(DATA RECORDS begins)

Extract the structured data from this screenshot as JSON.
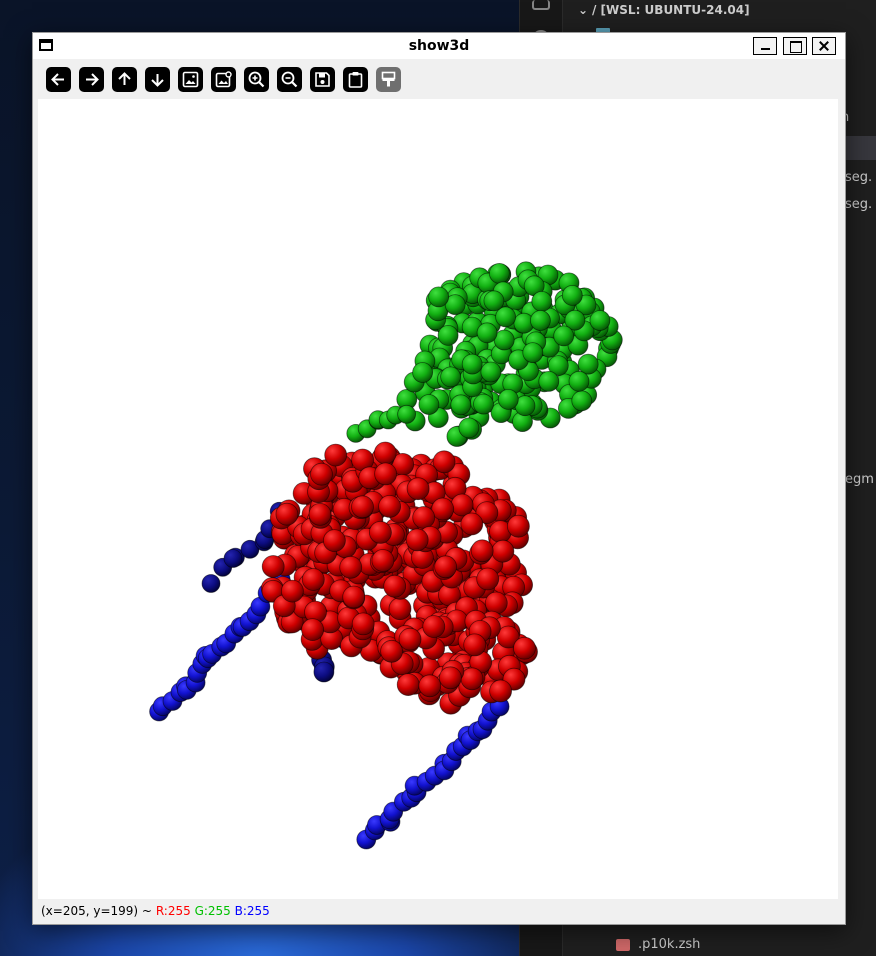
{
  "window": {
    "title": "show3d",
    "toolbar": [
      {
        "name": "pan-left-icon"
      },
      {
        "name": "pan-right-icon"
      },
      {
        "name": "pan-up-icon"
      },
      {
        "name": "pan-down-icon"
      },
      {
        "name": "image-icon"
      },
      {
        "name": "image-settings-icon"
      },
      {
        "name": "zoom-in-icon"
      },
      {
        "name": "zoom-out-icon"
      },
      {
        "name": "save-icon"
      },
      {
        "name": "copy-to-clipboard-icon"
      },
      {
        "name": "paint-brush-icon",
        "disabled": true
      }
    ],
    "status": {
      "coords": "(x=205, y=199) ~",
      "r": "R:255",
      "g": "G:255",
      "b": "B:255"
    }
  },
  "background_app": {
    "explorer_root": "/ [WSL: UBUNTU-24.04]",
    "items": [
      {
        "label": "seg."
      },
      {
        "label": "seg."
      },
      {
        "label": "egm"
      },
      {
        "label": "n"
      },
      {
        "label": ".p10k.zsh"
      }
    ]
  },
  "colors": {
    "red_cluster": "#d40000",
    "green_cluster": "#12b012",
    "blue_cluster": "#1414d8"
  }
}
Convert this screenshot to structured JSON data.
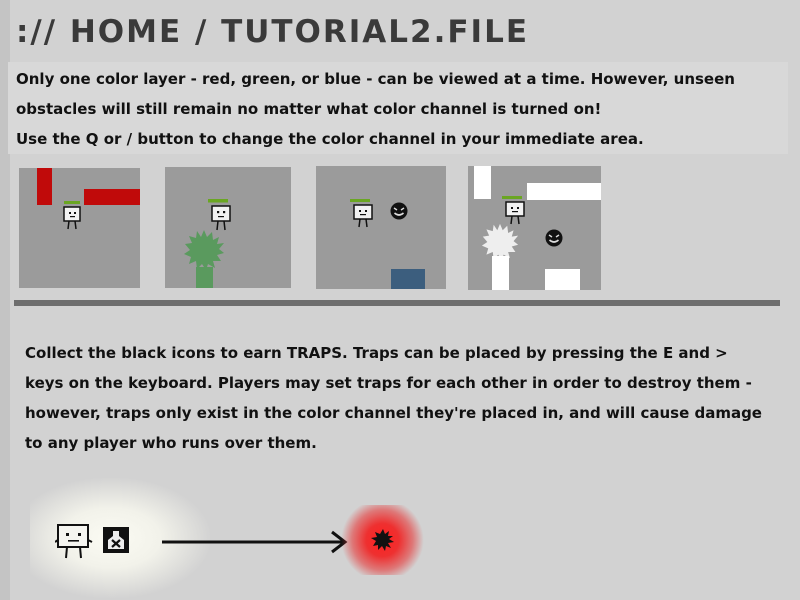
{
  "header": {
    "title": ":// HOME / TUTORIAL2.FILE"
  },
  "intro": {
    "line1": "Only one color layer - red, green, or blue - can be viewed at a time. However, unseen",
    "line2": "obstacles will still remain no matter what color channel is turned on!",
    "line3": "Use the Q or / button to change the color channel in your immediate area."
  },
  "panels": [
    {
      "name": "red-channel-example",
      "accent": "#c00a0a"
    },
    {
      "name": "green-channel-example",
      "accent": "#5a9a5e"
    },
    {
      "name": "blue-channel-example",
      "accent": "#3c5e7e"
    },
    {
      "name": "all-obstacles-example",
      "accent": "#ffffff"
    }
  ],
  "traps": {
    "line1": "Collect the black icons to earn TRAPS. Traps can be placed by pressing the E and >",
    "line2": "keys on the keyboard. Players may set traps for each other in order to destroy them -",
    "line3": "however, traps only exist in the color channel they're placed in, and will cause damage",
    "line4": "to any player who runs over them."
  },
  "colors": {
    "background": "#d2d2d2",
    "panel": "#9b9b9b",
    "health_bar": "#6aa622",
    "divider": "#6e6e6e",
    "trap_glow": "#ff2020"
  },
  "icons": [
    "robot-player-icon",
    "enemy-smiley-icon",
    "saw-blade-icon",
    "trap-item-icon",
    "arrow-icon",
    "trap-mine-icon"
  ]
}
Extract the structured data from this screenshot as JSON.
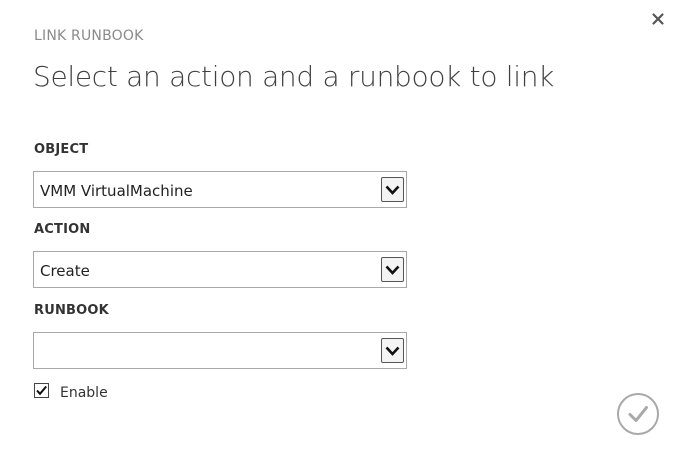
{
  "dialog": {
    "eyebrow": "LINK RUNBOOK",
    "heading": "Select an action and a runbook to link"
  },
  "fields": {
    "object": {
      "label": "OBJECT",
      "value": "VMM VirtualMachine"
    },
    "action": {
      "label": "ACTION",
      "value": "Create"
    },
    "runbook": {
      "label": "RUNBOOK",
      "value": ""
    }
  },
  "enable": {
    "label": "Enable",
    "checked": true
  },
  "icons": {
    "close": "close-icon",
    "confirm": "checkmark-icon",
    "dropdown": "chevron-down-icon"
  },
  "colors": {
    "heading": "#404040",
    "eyebrow": "#8a8a8a",
    "border": "#a8a8a8"
  }
}
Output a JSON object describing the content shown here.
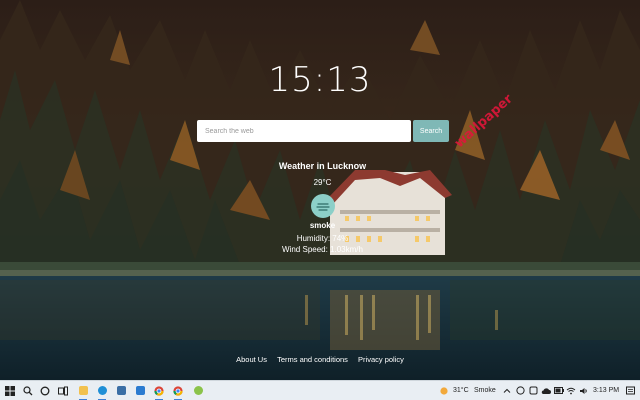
{
  "clock": {
    "time": "15:13"
  },
  "search": {
    "placeholder": "Search the web",
    "button_label": "Search"
  },
  "weather": {
    "title": "Weather in Lucknow",
    "temperature": "29°C",
    "description": "smoke",
    "humidity": "Humidity: 74%",
    "wind": "Wind Speed: 1.03km/h",
    "icon": "smoke-weather-icon"
  },
  "watermark": {
    "text": "wallpaper"
  },
  "footer": {
    "links": [
      "About Us",
      "Terms and conditions",
      "Privacy policy"
    ]
  },
  "taskbar": {
    "weather_temp": "31°C",
    "weather_desc": "Smoke",
    "clock": "3:13 PM",
    "apps": [
      "windows-start",
      "search",
      "cortana",
      "task-view",
      "file-explorer",
      "edge",
      "calculator",
      "mail",
      "chrome",
      "chrome-profile",
      "extension-app"
    ]
  },
  "colors": {
    "search_button": "#7fb8b6",
    "weather_icon_bg": "#8ccfc8",
    "watermark": "#e0163b",
    "taskbar": "#e9eef3"
  }
}
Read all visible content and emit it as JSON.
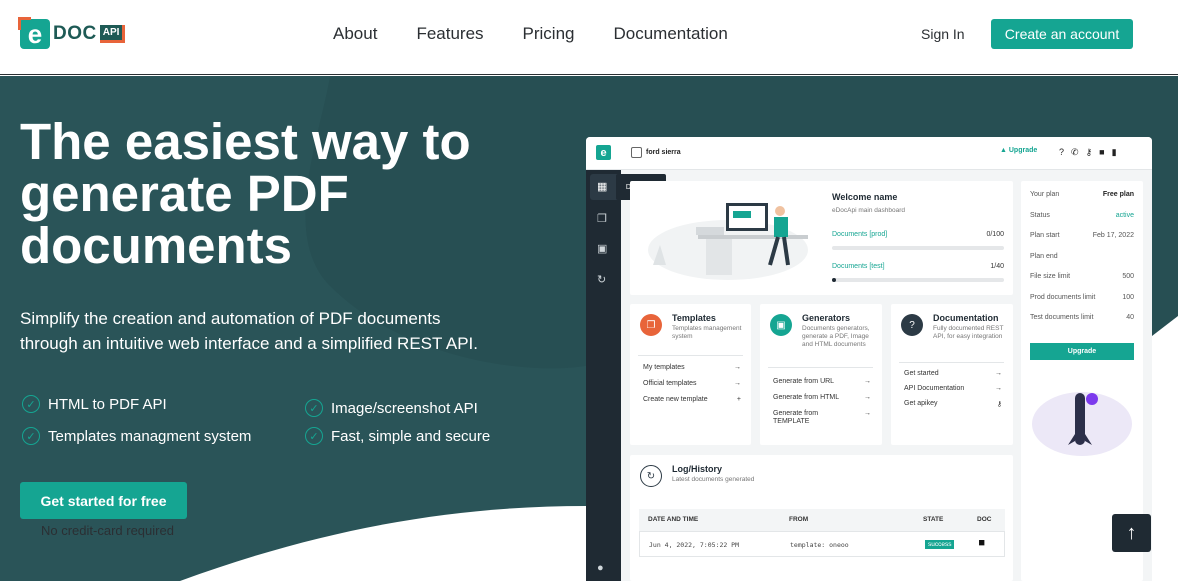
{
  "nav": {
    "logo_main": "DOC",
    "logo_letter": "e",
    "logo_badge": "API",
    "links": [
      "About",
      "Features",
      "Pricing",
      "Documentation"
    ],
    "signin": "Sign In",
    "create_account": "Create an account"
  },
  "hero": {
    "title": "The easiest way to generate PDF documents",
    "subtitle": "Simplify the creation and automation of PDF documents through an intuitive web interface and a simplified REST API.",
    "features": [
      "HTML to PDF API",
      "Image/screenshot API",
      "Templates managment system",
      "Fast, simple and secure"
    ],
    "cta": "Get started for free",
    "cta_note": "No credit-card required"
  },
  "dashboard": {
    "user": "ford sierra",
    "upgrade_link": "Upgrade",
    "sidebar_tooltip": "Dasboard",
    "welcome": {
      "title": "Welcome name",
      "subtitle": "eDocApi main dashboard",
      "prod_label": "Documents [prod]",
      "prod_value": "0/100",
      "prod_fraction": 0,
      "test_label": "Documents [test]",
      "test_value": "1/40",
      "test_fraction": 0.025
    },
    "plan": {
      "rows": [
        {
          "label": "Your plan",
          "value": "Free plan"
        },
        {
          "label": "Status",
          "value": "active"
        },
        {
          "label": "Plan start",
          "value": "Feb 17, 2022"
        },
        {
          "label": "Plan end",
          "value": ""
        },
        {
          "label": "File size limit",
          "value": "500"
        },
        {
          "label": "Prod documents limit",
          "value": "100"
        },
        {
          "label": "Test documents limit",
          "value": "40"
        }
      ],
      "upgrade_button": "Upgrade",
      "status_color": "#15a592"
    },
    "templates": {
      "title": "Templates",
      "subtitle": "Templates management system",
      "links": [
        {
          "label": "My templates",
          "icon": "→"
        },
        {
          "label": "Official templates",
          "icon": "→"
        },
        {
          "label": "Create new template",
          "icon": "+"
        }
      ]
    },
    "generators": {
      "title": "Generators",
      "subtitle": "Documents generators, generate a PDF, Image and HTML documents",
      "links": [
        {
          "label": "Generate from URL",
          "icon": "→"
        },
        {
          "label": "Generate from HTML",
          "icon": "→"
        },
        {
          "label": "Generate from TEMPLATE",
          "icon": "→"
        }
      ]
    },
    "documentation": {
      "title": "Documentation",
      "subtitle": "Fully documented REST API, for easy integration",
      "links": [
        {
          "label": "Get started",
          "icon": "→"
        },
        {
          "label": "API Documentation",
          "icon": "→"
        },
        {
          "label": "Get apikey",
          "icon": "⚷"
        }
      ]
    },
    "log": {
      "title": "Log/History",
      "subtitle": "Latest documents generated",
      "columns": [
        "DATE AND TIME",
        "FROM",
        "STATE",
        "DOC"
      ],
      "rows": [
        {
          "date": "Jun 4, 2022, 7:05:22 PM",
          "from": "template: oneoo",
          "state": "success"
        }
      ]
    }
  }
}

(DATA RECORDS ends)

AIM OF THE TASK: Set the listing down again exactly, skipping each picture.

ANSWER FOR THE TASK:
Extract the structured data from this screenshot as JSON.
{
  "window": {
    "title": "show3d",
    "toolbar": [
      {
        "name": "pan-left-icon"
      },
      {
        "name": "pan-right-icon"
      },
      {
        "name": "pan-up-icon"
      },
      {
        "name": "pan-down-icon"
      },
      {
        "name": "image-icon"
      },
      {
        "name": "image-settings-icon"
      },
      {
        "name": "zoom-in-icon"
      },
      {
        "name": "zoom-out-icon"
      },
      {
        "name": "save-icon"
      },
      {
        "name": "copy-to-clipboard-icon"
      },
      {
        "name": "paint-brush-icon",
        "disabled": true
      }
    ],
    "status": {
      "coords": "(x=205, y=199) ~",
      "r": "R:255",
      "g": "G:255",
      "b": "B:255"
    }
  },
  "background_app": {
    "explorer_root": "/ [WSL: UBUNTU-24.04]",
    "items": [
      {
        "label": "seg."
      },
      {
        "label": "seg."
      },
      {
        "label": "egm"
      },
      {
        "label": "n"
      },
      {
        "label": ".p10k.zsh"
      }
    ]
  },
  "colors": {
    "red_cluster": "#d40000",
    "green_cluster": "#12b012",
    "blue_cluster": "#1414d8"
  }
}
Convert this screenshot to structured JSON data.
{
  "header": {
    "title": ":// HOME / TUTORIAL2.FILE"
  },
  "intro": {
    "line1": "Only one color layer - red, green, or blue - can be viewed at a time. However, unseen",
    "line2": "obstacles will still remain no matter what color channel is turned on!",
    "line3": "Use the Q or / button to change the color channel in your immediate area."
  },
  "panels": [
    {
      "name": "red-channel-example",
      "accent": "#c00a0a"
    },
    {
      "name": "green-channel-example",
      "accent": "#5a9a5e"
    },
    {
      "name": "blue-channel-example",
      "accent": "#3c5e7e"
    },
    {
      "name": "all-obstacles-example",
      "accent": "#ffffff"
    }
  ],
  "traps": {
    "line1": "Collect the black icons to earn TRAPS. Traps can be placed by pressing the E and >",
    "line2": "keys on the keyboard. Players may set traps for each other in order to destroy them -",
    "line3": "however, traps only exist in the color channel they're placed in, and will cause damage",
    "line4": "to any player who runs over them."
  },
  "colors": {
    "background": "#d2d2d2",
    "panel": "#9b9b9b",
    "health_bar": "#6aa622",
    "divider": "#6e6e6e",
    "trap_glow": "#ff2020"
  },
  "icons": [
    "robot-player-icon",
    "enemy-smiley-icon",
    "saw-blade-icon",
    "trap-item-icon",
    "arrow-icon",
    "trap-mine-icon"
  ]
}
Extract the structured data from this screenshot as JSON.
{
  "dialog": {
    "eyebrow": "LINK RUNBOOK",
    "heading": "Select an action and a runbook to link"
  },
  "fields": {
    "object": {
      "label": "OBJECT",
      "value": "VMM VirtualMachine"
    },
    "action": {
      "label": "ACTION",
      "value": "Create"
    },
    "runbook": {
      "label": "RUNBOOK",
      "value": ""
    }
  },
  "enable": {
    "label": "Enable",
    "checked": true
  },
  "icons": {
    "close": "close-icon",
    "confirm": "checkmark-icon",
    "dropdown": "chevron-down-icon"
  },
  "colors": {
    "heading": "#404040",
    "eyebrow": "#8a8a8a",
    "border": "#a8a8a8"
  }
}
Output a JSON object describing the content shown here.
{
  "clock": {
    "time": "15:13"
  },
  "search": {
    "placeholder": "Search the web",
    "button_label": "Search"
  },
  "weather": {
    "title": "Weather in Lucknow",
    "temperature": "29°C",
    "description": "smoke",
    "humidity": "Humidity: 74%",
    "wind": "Wind Speed: 1.03km/h",
    "icon": "smoke-weather-icon"
  },
  "watermark": {
    "text": "wallpaper"
  },
  "footer": {
    "links": [
      "About Us",
      "Terms and conditions",
      "Privacy policy"
    ]
  },
  "taskbar": {
    "weather_temp": "31°C",
    "weather_desc": "Smoke",
    "clock": "3:13 PM",
    "apps": [
      "windows-start",
      "search",
      "cortana",
      "task-view",
      "file-explorer",
      "edge",
      "calculator",
      "mail",
      "chrome",
      "chrome-profile",
      "extension-app"
    ]
  },
  "colors": {
    "search_button": "#7fb8b6",
    "weather_icon_bg": "#8ccfc8",
    "watermark": "#e0163b",
    "taskbar": "#e9eef3"
  }
}
Read all visible content and emit it as JSON.
{
  "nav": {
    "logo_main": "DOC",
    "logo_letter": "e",
    "logo_badge": "API",
    "links": [
      "About",
      "Features",
      "Pricing",
      "Documentation"
    ],
    "signin": "Sign In",
    "create_account": "Create an account"
  },
  "hero": {
    "title": "The easiest way to generate PDF documents",
    "subtitle": "Simplify the creation and automation of PDF documents through an intuitive web interface and a simplified REST API.",
    "features": [
      "HTML to PDF API",
      "Image/screenshot API",
      "Templates managment system",
      "Fast, simple and secure"
    ],
    "cta": "Get started for free",
    "cta_note": "No credit-card required"
  },
  "dashboard": {
    "user": "ford sierra",
    "upgrade_link": "Upgrade",
    "sidebar_tooltip": "Dasboard",
    "welcome": {
      "title": "Welcome name",
      "subtitle": "eDocApi main dashboard",
      "prod_label": "Documents [prod]",
      "prod_value": "0/100",
      "prod_fraction": 0,
      "test_label": "Documents [test]",
      "test_value": "1/40",
      "test_fraction": 0.025
    },
    "plan": {
      "rows": [
        {
          "label": "Your plan",
          "value": "Free plan"
        },
        {
          "label": "Status",
          "value": "active"
        },
        {
          "label": "Plan start",
          "value": "Feb 17, 2022"
        },
        {
          "label": "Plan end",
          "value": ""
        },
        {
          "label": "File size limit",
          "value": "500"
        },
        {
          "label": "Prod documents limit",
          "value": "100"
        },
        {
          "label": "Test documents limit",
          "value": "40"
        }
      ],
      "upgrade_button": "Upgrade",
      "status_color": "#15a592"
    },
    "templates": {
      "title": "Templates",
      "subtitle": "Templates management system",
      "links": [
        {
          "label": "My templates",
          "icon": "→"
        },
        {
          "label": "Official templates",
          "icon": "→"
        },
        {
          "label": "Create new template",
          "icon": "+"
        }
      ]
    },
    "generators": {
      "title": "Generators",
      "subtitle": "Documents generators, generate a PDF, Image and HTML documents",
      "links": [
        {
          "label": "Generate from URL",
          "icon": "→"
        },
        {
          "label": "Generate from HTML",
          "icon": "→"
        },
        {
          "label": "Generate from TEMPLATE",
          "icon": "→"
        }
      ]
    },
    "documentation": {
      "title": "Documentation",
      "subtitle": "Fully documented REST API, for easy integration",
      "links": [
        {
          "label": "Get started",
          "icon": "→"
        },
        {
          "label": "API Documentation",
          "icon": "→"
        },
        {
          "label": "Get apikey",
          "icon": "⚷"
        }
      ]
    },
    "log": {
      "title": "Log/History",
      "subtitle": "Latest documents generated",
      "columns": [
        "DATE AND TIME",
        "FROM",
        "STATE",
        "DOC"
      ],
      "rows": [
        {
          "date": "Jun 4, 2022, 7:05:22 PM",
          "from": "template: oneoo",
          "state": "success"
        }
      ]
    }
  }
}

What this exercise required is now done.